--- Recorded information ---
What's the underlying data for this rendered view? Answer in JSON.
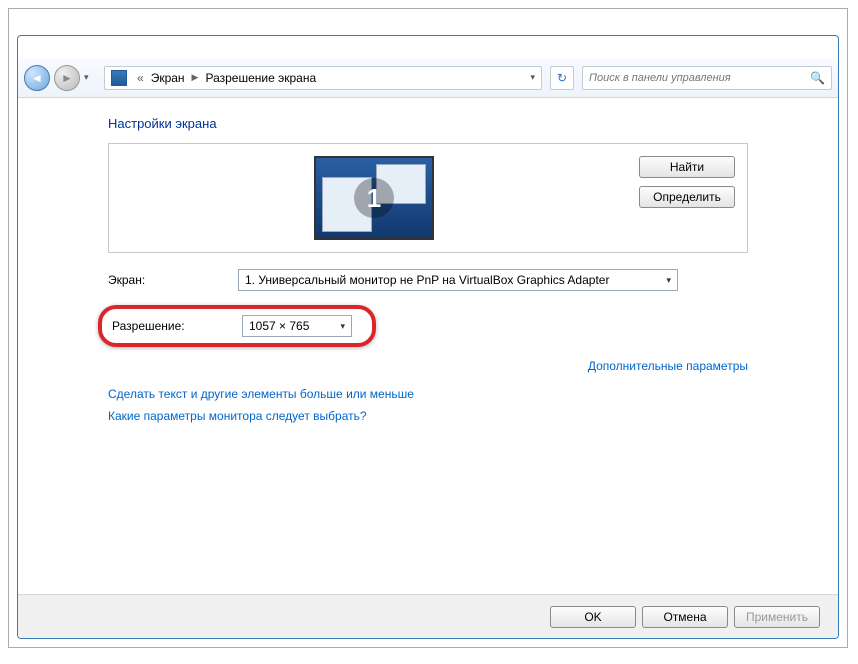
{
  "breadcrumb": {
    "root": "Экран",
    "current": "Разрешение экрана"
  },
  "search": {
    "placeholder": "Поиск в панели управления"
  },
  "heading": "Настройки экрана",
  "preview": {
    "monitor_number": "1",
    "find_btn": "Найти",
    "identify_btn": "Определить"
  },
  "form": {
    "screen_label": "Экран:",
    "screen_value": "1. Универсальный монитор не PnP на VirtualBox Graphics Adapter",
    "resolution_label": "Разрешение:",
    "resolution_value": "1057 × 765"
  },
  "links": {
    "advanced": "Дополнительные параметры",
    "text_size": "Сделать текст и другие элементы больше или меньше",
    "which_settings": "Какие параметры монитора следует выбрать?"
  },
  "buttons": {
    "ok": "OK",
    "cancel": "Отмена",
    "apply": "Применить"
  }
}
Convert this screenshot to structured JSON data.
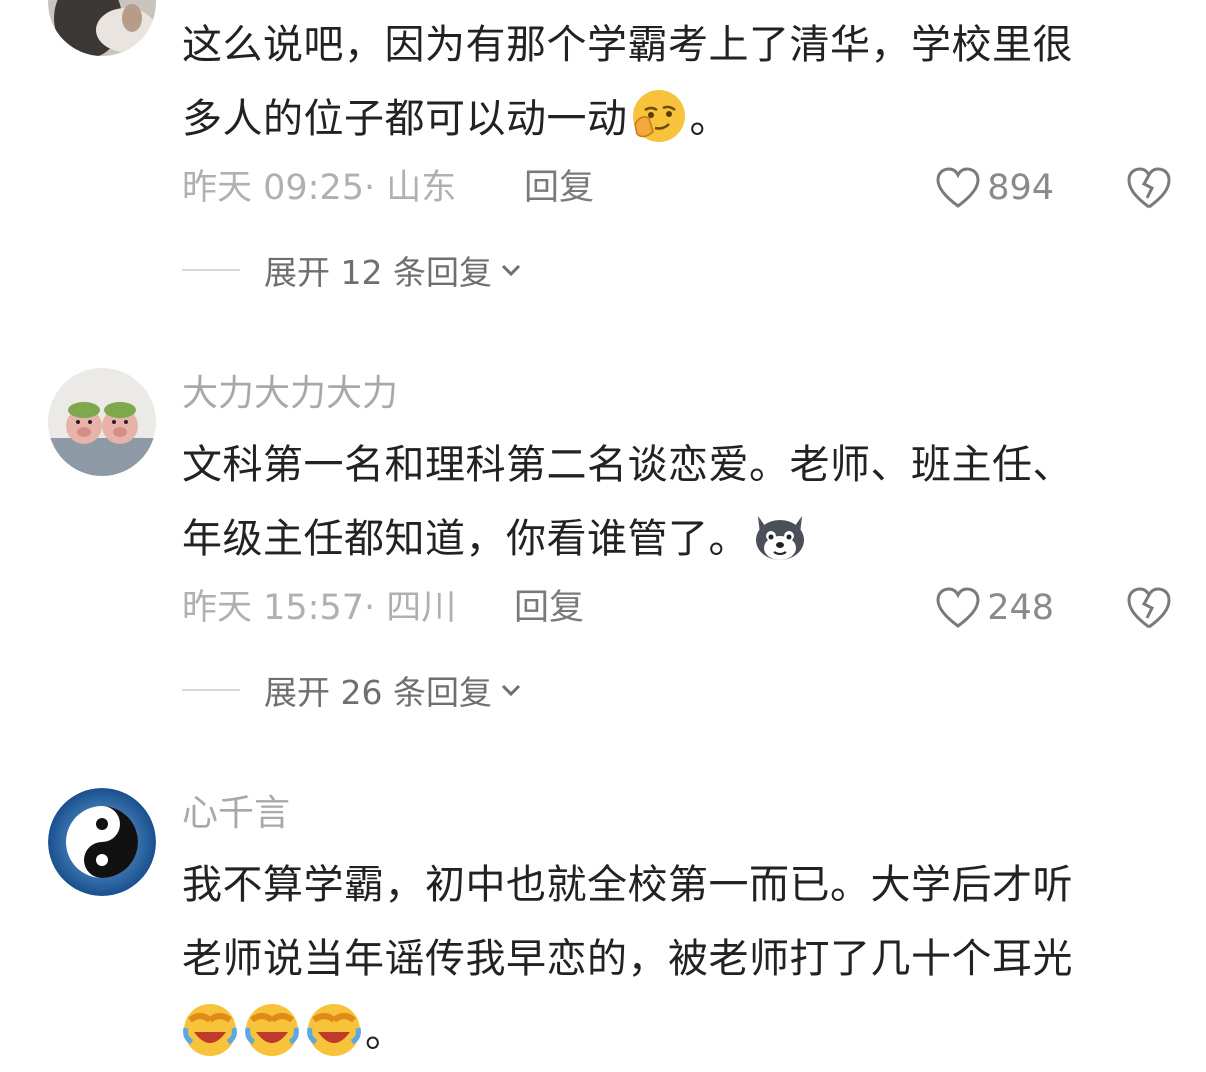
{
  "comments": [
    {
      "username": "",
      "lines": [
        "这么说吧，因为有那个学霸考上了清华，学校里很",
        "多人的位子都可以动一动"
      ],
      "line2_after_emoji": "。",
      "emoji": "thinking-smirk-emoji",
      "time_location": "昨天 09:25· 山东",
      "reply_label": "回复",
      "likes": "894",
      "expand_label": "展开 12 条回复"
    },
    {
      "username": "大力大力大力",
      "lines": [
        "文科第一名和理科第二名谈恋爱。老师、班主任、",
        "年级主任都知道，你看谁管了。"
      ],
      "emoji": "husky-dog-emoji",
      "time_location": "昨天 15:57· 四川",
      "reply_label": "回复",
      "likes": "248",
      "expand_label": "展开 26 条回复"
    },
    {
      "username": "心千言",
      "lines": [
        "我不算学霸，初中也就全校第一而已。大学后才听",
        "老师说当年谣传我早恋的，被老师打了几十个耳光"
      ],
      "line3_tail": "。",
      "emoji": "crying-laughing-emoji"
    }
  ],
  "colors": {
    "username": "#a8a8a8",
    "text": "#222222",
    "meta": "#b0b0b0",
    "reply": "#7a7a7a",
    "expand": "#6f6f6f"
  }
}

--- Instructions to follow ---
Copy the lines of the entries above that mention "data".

--- Your response ---
What's the underlying data for this rendered view? Answer in JSON.
Convert this screenshot to structured JSON data.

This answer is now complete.